“The Fed has tended to guide away from the possibility of rate cuts this year, which is somewhat at odds with a rates market which is pricing in cuts,” HSBC analysts said in a note.
“If the Fed is proved right over the course of 2023, then it will make it harder for the dollar decline to extend,” the analysts wrote. “But for the time being, the market is likely to run with the theme of a peak in Fed rates justifying a clear peak in the dollar.”
The U.S. dollar index dropped for a second week in a row last week, losing about 0.4%. The Antipodean currencies also logged solid gains last week, but remain short of clear breaks into new territory.
The Aussie dollar was steady at $0.6749 in early trade but faces a hurdle around $0.68. The New Zealand dollar held at $0.6298, with resistance around $0.6365.
Later Monday, the Fed’s loan officer survey might show whether and how hard banks are tightening up on credit after three U.S. lenders failed over recent weeks – which could weigh on the dollar if it puts downward pressure on interest rates.
Traders will also be watching headlines from Capitol Hill as lawmakers attempt to negotiate an impasse over the looming U.S. debt ceiling, with the Treasury Secretary warning the government might be unable to pay debts by June 1.

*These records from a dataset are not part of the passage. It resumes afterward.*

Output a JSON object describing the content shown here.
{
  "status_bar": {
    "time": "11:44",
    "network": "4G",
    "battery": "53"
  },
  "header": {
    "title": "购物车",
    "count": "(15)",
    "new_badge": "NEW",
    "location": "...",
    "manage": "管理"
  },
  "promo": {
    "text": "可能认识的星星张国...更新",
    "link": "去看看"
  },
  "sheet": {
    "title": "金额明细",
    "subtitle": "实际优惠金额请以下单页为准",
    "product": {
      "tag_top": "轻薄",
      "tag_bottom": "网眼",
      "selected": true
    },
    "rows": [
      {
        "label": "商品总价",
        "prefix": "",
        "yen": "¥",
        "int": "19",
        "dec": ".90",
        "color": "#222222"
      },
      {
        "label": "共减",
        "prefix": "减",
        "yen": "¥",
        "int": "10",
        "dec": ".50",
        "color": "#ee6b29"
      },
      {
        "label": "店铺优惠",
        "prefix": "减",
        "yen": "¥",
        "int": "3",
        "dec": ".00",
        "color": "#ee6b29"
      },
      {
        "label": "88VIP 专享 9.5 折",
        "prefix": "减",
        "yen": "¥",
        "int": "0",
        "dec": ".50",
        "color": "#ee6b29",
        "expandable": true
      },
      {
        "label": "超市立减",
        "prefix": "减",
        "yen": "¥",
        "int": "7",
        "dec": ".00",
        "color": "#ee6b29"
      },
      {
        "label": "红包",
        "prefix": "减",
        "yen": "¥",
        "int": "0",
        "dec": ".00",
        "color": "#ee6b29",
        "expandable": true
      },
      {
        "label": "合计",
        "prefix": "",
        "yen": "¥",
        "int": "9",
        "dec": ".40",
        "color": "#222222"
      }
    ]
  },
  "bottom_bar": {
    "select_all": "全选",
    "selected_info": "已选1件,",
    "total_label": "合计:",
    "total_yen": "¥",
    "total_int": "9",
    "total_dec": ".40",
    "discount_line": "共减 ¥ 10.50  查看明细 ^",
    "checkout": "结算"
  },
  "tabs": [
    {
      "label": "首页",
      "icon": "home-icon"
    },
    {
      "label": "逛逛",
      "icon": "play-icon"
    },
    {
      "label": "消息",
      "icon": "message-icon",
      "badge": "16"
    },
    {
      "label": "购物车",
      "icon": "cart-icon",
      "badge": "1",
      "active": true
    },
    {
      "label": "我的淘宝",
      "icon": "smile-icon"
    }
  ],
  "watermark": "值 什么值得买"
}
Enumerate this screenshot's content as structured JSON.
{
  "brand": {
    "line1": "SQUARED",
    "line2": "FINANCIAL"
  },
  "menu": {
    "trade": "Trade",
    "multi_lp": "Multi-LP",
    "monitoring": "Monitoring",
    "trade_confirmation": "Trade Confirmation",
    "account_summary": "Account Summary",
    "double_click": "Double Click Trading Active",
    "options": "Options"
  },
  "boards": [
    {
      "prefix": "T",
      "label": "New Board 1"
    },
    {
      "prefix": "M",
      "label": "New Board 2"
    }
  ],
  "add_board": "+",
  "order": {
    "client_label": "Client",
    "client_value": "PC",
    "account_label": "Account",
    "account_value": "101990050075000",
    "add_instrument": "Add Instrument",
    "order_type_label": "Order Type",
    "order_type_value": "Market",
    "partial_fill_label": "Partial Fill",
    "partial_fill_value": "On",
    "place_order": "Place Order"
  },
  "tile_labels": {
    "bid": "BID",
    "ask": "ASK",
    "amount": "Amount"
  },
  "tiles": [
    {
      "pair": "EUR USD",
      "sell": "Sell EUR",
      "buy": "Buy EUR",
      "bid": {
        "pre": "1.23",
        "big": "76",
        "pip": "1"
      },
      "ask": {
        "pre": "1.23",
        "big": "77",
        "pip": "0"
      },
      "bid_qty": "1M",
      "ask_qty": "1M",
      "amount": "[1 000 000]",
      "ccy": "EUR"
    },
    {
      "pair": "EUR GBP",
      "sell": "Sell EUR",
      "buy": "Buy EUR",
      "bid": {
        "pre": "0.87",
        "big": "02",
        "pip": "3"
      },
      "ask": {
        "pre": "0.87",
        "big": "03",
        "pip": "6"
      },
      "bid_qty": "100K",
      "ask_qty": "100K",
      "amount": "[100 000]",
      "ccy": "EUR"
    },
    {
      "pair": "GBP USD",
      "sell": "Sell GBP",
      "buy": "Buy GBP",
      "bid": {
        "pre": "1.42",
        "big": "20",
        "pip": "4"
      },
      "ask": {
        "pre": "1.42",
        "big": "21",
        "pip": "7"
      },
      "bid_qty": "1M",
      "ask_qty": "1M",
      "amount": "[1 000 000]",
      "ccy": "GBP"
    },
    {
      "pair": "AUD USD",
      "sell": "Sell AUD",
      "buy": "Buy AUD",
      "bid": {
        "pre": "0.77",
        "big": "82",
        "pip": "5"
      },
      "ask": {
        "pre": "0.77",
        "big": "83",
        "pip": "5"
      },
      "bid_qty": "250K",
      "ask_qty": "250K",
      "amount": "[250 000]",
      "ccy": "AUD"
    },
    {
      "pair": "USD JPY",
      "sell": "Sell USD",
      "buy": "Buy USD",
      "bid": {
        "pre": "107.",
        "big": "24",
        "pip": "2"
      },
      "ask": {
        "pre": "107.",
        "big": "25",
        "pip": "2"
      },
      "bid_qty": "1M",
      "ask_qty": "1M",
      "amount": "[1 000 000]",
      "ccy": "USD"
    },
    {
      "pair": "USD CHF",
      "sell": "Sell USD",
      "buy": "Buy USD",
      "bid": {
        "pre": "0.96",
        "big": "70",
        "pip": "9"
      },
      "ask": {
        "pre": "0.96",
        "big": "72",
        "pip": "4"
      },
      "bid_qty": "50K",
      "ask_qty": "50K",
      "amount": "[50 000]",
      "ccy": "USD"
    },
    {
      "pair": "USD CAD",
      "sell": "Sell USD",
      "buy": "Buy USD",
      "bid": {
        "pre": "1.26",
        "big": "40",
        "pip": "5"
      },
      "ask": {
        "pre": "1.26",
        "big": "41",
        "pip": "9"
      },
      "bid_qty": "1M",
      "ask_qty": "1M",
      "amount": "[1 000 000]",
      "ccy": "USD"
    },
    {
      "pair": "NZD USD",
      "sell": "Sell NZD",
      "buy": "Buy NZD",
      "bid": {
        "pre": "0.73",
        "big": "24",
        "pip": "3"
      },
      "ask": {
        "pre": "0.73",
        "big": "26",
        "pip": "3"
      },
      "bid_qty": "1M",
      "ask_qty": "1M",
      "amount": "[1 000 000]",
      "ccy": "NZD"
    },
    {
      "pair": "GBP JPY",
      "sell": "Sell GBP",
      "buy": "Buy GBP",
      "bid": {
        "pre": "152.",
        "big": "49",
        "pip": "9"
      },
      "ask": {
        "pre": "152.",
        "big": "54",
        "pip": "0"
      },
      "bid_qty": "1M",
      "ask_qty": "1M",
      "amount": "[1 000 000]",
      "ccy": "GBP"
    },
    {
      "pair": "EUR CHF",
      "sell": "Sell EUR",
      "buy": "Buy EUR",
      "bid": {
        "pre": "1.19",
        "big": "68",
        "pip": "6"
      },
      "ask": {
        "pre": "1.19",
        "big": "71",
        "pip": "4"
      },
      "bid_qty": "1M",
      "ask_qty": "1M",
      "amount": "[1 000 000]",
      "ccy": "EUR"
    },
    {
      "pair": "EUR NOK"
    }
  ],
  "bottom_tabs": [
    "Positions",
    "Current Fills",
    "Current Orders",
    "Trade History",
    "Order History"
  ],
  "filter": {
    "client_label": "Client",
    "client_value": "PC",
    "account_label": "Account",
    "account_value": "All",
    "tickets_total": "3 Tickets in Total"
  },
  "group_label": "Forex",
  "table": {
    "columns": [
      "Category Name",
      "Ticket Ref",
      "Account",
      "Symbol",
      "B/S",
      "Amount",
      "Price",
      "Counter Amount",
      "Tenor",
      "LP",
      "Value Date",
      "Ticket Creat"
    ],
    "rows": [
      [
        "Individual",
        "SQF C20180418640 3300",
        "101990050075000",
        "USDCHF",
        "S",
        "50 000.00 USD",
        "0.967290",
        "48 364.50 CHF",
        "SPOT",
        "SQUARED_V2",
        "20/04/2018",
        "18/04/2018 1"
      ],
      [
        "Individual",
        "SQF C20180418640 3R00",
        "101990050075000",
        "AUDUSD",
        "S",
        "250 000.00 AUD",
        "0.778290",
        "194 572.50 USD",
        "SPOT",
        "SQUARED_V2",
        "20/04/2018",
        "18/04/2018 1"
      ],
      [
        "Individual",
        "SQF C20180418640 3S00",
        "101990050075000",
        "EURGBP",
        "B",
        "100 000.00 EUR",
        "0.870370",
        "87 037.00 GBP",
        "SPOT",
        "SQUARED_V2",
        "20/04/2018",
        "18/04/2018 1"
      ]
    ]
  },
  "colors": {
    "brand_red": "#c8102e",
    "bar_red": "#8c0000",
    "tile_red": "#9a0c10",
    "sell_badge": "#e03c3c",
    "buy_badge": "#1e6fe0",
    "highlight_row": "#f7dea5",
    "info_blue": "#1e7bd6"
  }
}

“There is a risk that regional bank issues could escalate, posing a broader risk to the financial system and taking the dollar (higher),” said Standard Chartered’s head of G10 FX research, Steve Englander.